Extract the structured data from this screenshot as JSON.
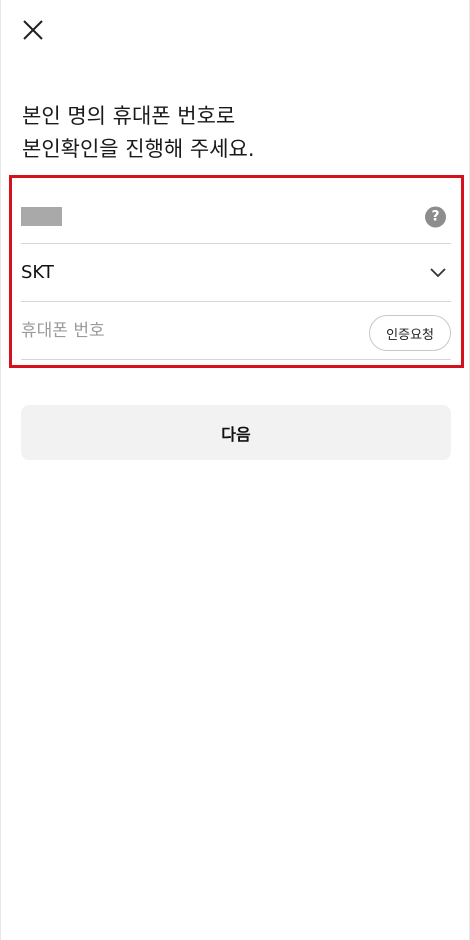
{
  "header": {
    "close_icon": "close-icon"
  },
  "headline": {
    "line1": "본인 명의 휴대폰 번호로",
    "line2": "본인확인을 진행해 주세요."
  },
  "form": {
    "name_help_icon": "question-icon",
    "name_help_glyph": "?",
    "carrier": {
      "selected": "SKT",
      "icon": "chevron-down-icon"
    },
    "phone": {
      "placeholder": "휴대폰 번호",
      "value": ""
    },
    "verify_button": "인증요청"
  },
  "next_button": "다음",
  "colors": {
    "highlight_border": "#d4121d",
    "next_button_bg": "#f2f2f2",
    "help_icon_bg": "#8d8d8d"
  }
}
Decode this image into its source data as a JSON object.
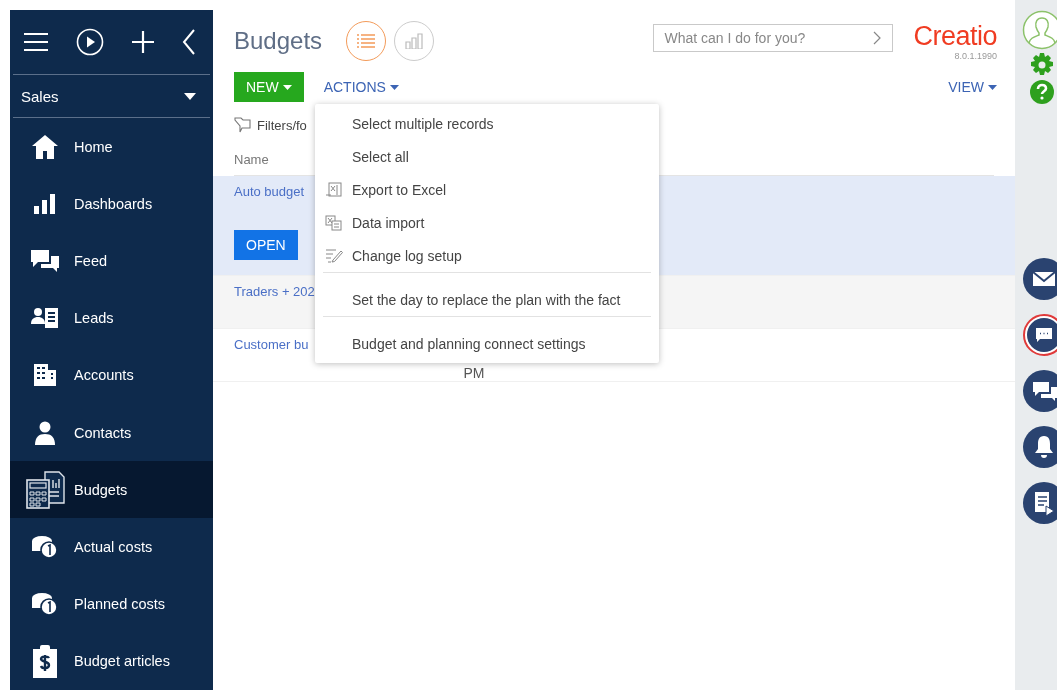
{
  "sidebar": {
    "section": "Sales",
    "items": [
      {
        "label": "Home",
        "selected": false
      },
      {
        "label": "Dashboards",
        "selected": false
      },
      {
        "label": "Feed",
        "selected": false
      },
      {
        "label": "Leads",
        "selected": false
      },
      {
        "label": "Accounts",
        "selected": false
      },
      {
        "label": "Contacts",
        "selected": false
      },
      {
        "label": "Budgets",
        "selected": true
      },
      {
        "label": "Actual costs",
        "selected": false
      },
      {
        "label": "Planned costs",
        "selected": false
      },
      {
        "label": "Budget articles",
        "selected": false
      }
    ]
  },
  "header": {
    "title": "Budgets",
    "views": [
      {
        "selected": true
      },
      {
        "selected": false
      }
    ],
    "search": {
      "placeholder": "What can I do for you?"
    },
    "logo": "Creatio",
    "version": "8.0.1.1990"
  },
  "toolbar": {
    "new_button": "NEW",
    "actions_button": "ACTIONS",
    "view_button": "VIEW"
  },
  "filters": "Filters/fo",
  "table": {
    "column_heading": "Name",
    "open_button": "OPEN",
    "rows": [
      {
        "name": "Auto budget",
        "selected": true
      },
      {
        "name": "Traders + 202",
        "selected": false
      },
      {
        "name": "Customer bu",
        "selected": false,
        "column_2": "PM"
      }
    ]
  },
  "actions_menu": [
    {
      "label": "Select multiple records",
      "divider_before": false
    },
    {
      "label": "Select all",
      "divider_before": false
    },
    {
      "label": "Export to Excel",
      "divider_before": false
    },
    {
      "label": "Data import",
      "divider_before": false
    },
    {
      "label": "Change log setup",
      "divider_before": false
    },
    {
      "label": "Set the day to replace the plan with the fact",
      "divider_before": true
    },
    {
      "label": "Budget and planning connect settings",
      "divider_before": true
    }
  ]
}
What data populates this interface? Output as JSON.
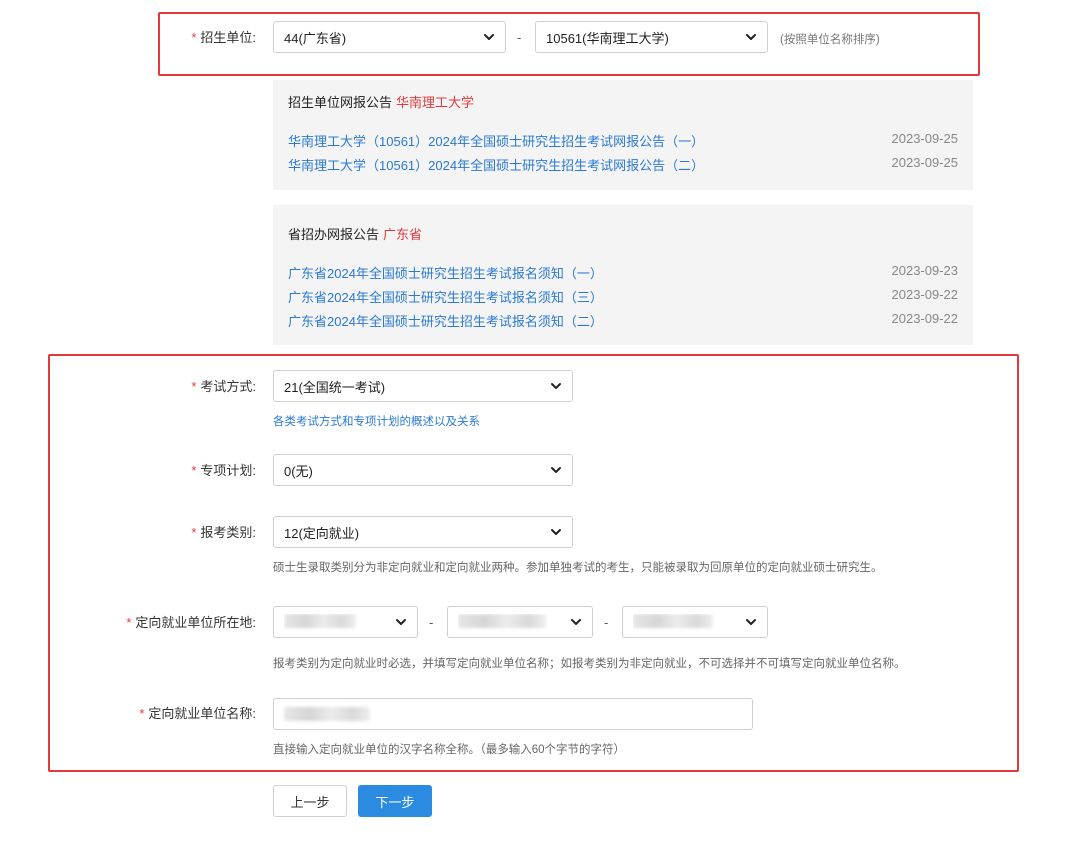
{
  "unit": {
    "label": "招生单位:",
    "province_value": "44(广东省)",
    "school_value": "10561(华南理工大学)",
    "sort_hint": "(按照单位名称排序)",
    "separator": "-"
  },
  "school_notices": {
    "title": "招生单位网报公告",
    "highlight": "华南理工大学",
    "items": [
      {
        "text": "华南理工大学（10561）2024年全国硕士研究生招生考试网报公告（一）",
        "date": "2023-09-25"
      },
      {
        "text": "华南理工大学（10561）2024年全国硕士研究生招生考试网报公告（二）",
        "date": "2023-09-25"
      }
    ]
  },
  "province_notices": {
    "title": "省招办网报公告",
    "highlight": "广东省",
    "items": [
      {
        "text": "广东省2024年全国硕士研究生招生考试报名须知（一）",
        "date": "2023-09-23"
      },
      {
        "text": "广东省2024年全国硕士研究生招生考试报名须知（三）",
        "date": "2023-09-22"
      },
      {
        "text": "广东省2024年全国硕士研究生招生考试报名须知（二）",
        "date": "2023-09-22"
      }
    ]
  },
  "exam_method": {
    "label": "考试方式:",
    "value": "21(全国统一考试)",
    "link": "各类考试方式和专项计划的概述以及关系"
  },
  "special_plan": {
    "label": "专项计划:",
    "value": "0(无)"
  },
  "apply_type": {
    "label": "报考类别:",
    "value": "12(定向就业)",
    "hint": "硕士生录取类别分为非定向就业和定向就业两种。参加单独考试的考生，只能被录取为回原单位的定向就业硕士研究生。"
  },
  "employer_location": {
    "label": "定向就业单位所在地:",
    "hint": "报考类别为定向就业时必选，并填写定向就业单位名称；如报考类别为非定向就业，不可选择并不可填写定向就业单位名称。",
    "separator": "-"
  },
  "employer_name": {
    "label": "定向就业单位名称:",
    "hint": "直接输入定向就业单位的汉字名称全称。（最多输入60个字节的字符）"
  },
  "buttons": {
    "prev": "上一步",
    "next": "下一步"
  },
  "colors": {
    "required": "#e4393c",
    "link": "#2a7ad2",
    "primary_button": "#2a8be0",
    "highlight_box": "#e4393c"
  },
  "icons": {
    "select_arrow": "chevron-down-icon"
  }
}
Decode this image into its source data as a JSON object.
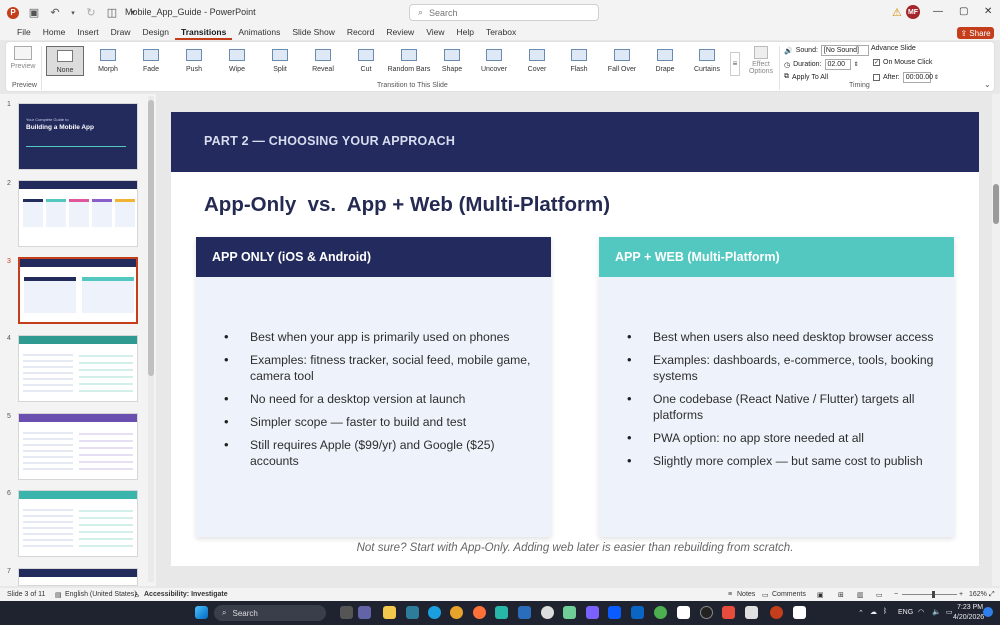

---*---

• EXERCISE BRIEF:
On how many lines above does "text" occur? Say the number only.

• RESPONSE BOX:
5